In contrast, starting in chapter four, the text can be classified more as a narrative than a historical account. It begins to shift from an episodic nature to having a storyline. The first several chapters contain various stories without much reflection whereas in these next chapters, the story starts to connect more.
In addition, in this part of the book, the text becomes more descriptive and more dialogue is incorporated into these chapters than in the beginning of the book, as evidenced by the first several pages of chapter five. There are also more side notes included in this section of the text. For instance, when discussing Richard Oakes, the statement, “Where is our leader? Oh he’s too busy partying with celebrities and reading his press clippings to bother with actually showing up here anymore” is in parentheses, which demonstrates the shift of the structure from formal and rigid to more of a narrative.

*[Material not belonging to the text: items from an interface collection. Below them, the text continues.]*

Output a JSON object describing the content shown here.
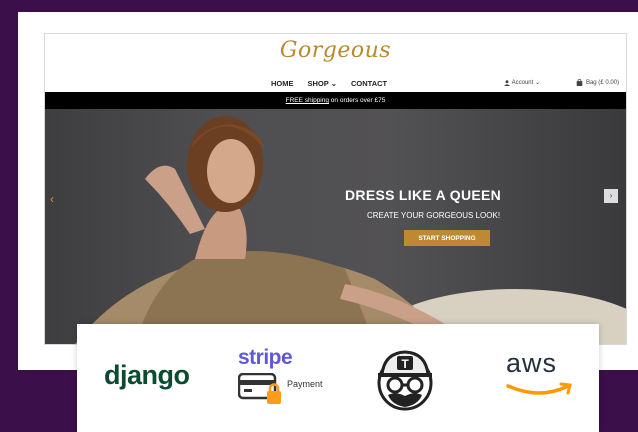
{
  "site": {
    "logo": "Gorgeous",
    "nav": [
      "HOME",
      "SHOP ⌄",
      "CONTACT"
    ],
    "account": "Account ⌄",
    "bag": "Bag (£ 0.00)",
    "banner_link": "FREE shipping",
    "banner_rest": " on orders over £75"
  },
  "hero": {
    "headline": "DRESS LIKE A QUEEN",
    "subline": "CREATE YOUR GORGEOUS LOOK!",
    "cta": "START SHOPPING",
    "arrow_left": "‹",
    "arrow_right": "›"
  },
  "logos": {
    "django": "django",
    "stripe": "stripe",
    "stripe_sub": "Payment",
    "aws": "aws"
  },
  "colors": {
    "background": "#3b0f49",
    "gold": "#bd8a33",
    "django": "#0c4b33",
    "stripe": "#5f59d4",
    "aws_arrow": "#ff9900"
  }
}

The change of structure from a historical account to more of a narrative style is observed between the first two sections of the book, and the more descriptive and detailed diction and the addition of dialogue further illustrates this shift.